October 12, 2007

Wow… even physical education programs are seeking ways to integrate technologies in the battle against increasing obesity in children. Heart monitors and analysis software were at one point cutting edge. Now, we have the emergence of video games… in the gym!! How so? A recent article by the Orlando Sentinel describes how students are decreasingly motivated by traditional games and

exergaming.jpgexercises, but the convergence of video gaming and dance has developed, resulting in a new movement called “Exergaming” – students dancing to the music and the video on the screen, trying to follow the correct foot motions on a sensor foot pad. There are a variety of levels to complete, with increasing difficulty. If it is helping a inactive generation get active, then I guess it is a good thing. But, what if we think a little more deeply. Is there just no way to help today’s youth appreciate the simple things in life… to find satisfaction in personal achievement… to set a non-digital goal and strive for it? Is this type of initiative simply feeding a digital-only generation? Will this type of initiative get kids “hooked on an active lifestyle” as the article quotes, or will it further entice kids to a digital lifestyle?

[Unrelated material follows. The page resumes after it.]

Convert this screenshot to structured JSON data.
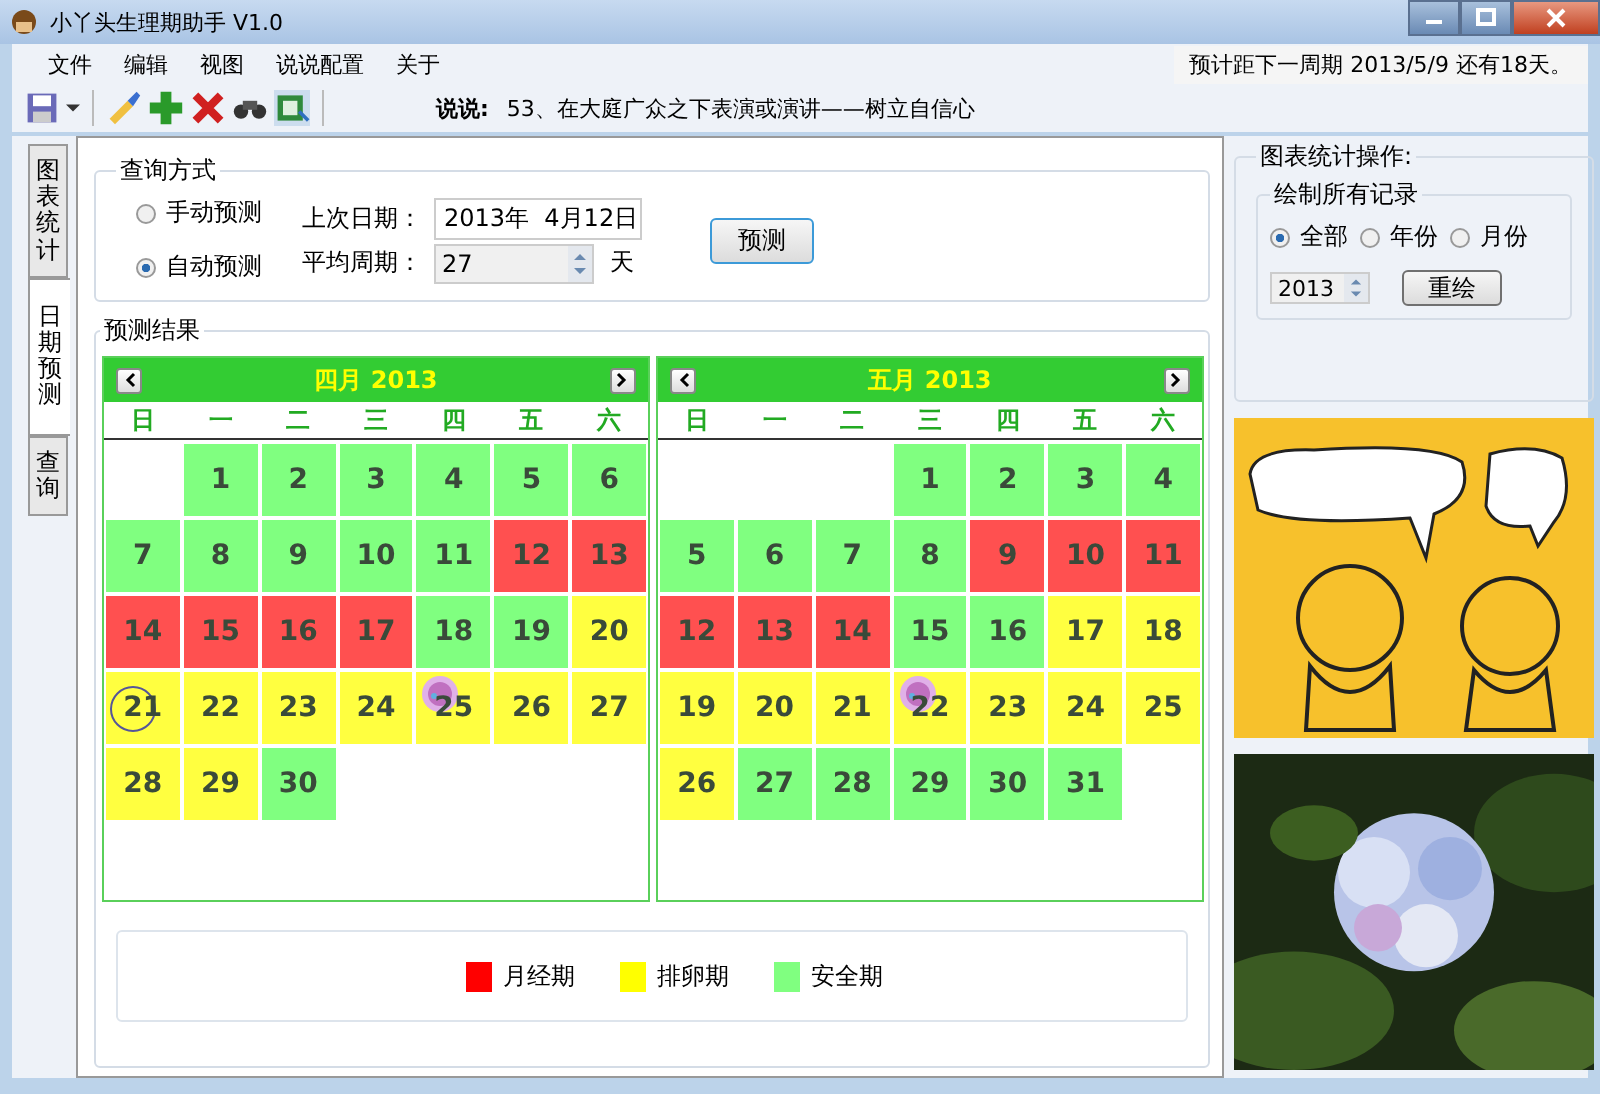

Will the next generation no longer play soccer on the field and opt for a virtual soccer game instead? Will they no longer explore the beauty of nature in person but rather through a 3-D headset and a host of other sensors? What is it with a good (not highly competitive) team sports game that kids are not interested? Is that worth investigating?

I am no luddite. Rather, I am a huge tech geek at heart. But at what point to we stop embracing a digital lifestyle in efforts to bring balance to life? Change will happen regardless of what we think – and change can be very good, of course. But are we guilty at times of helping to accellerate change at an unhealthy rate and in unhealthy directions in the name of a highly digital economy and society? Of course, I am sure no P.E. program is advocating a 100% digital curriculum…I hope. But if they could, would they? Should they? Am I just way off in left field here? Are we really still in the “dark ages”, as Steve Sanders, director of the University of South Florida’s school of physical education and exercise science, is quoted as saying here? Should we be in even more of a hurry to digitize life and leave traditional ways of existing, knowing, understanding, finding beauty and satisfaction, … behind? Am I just having a bout of nostalgia here today?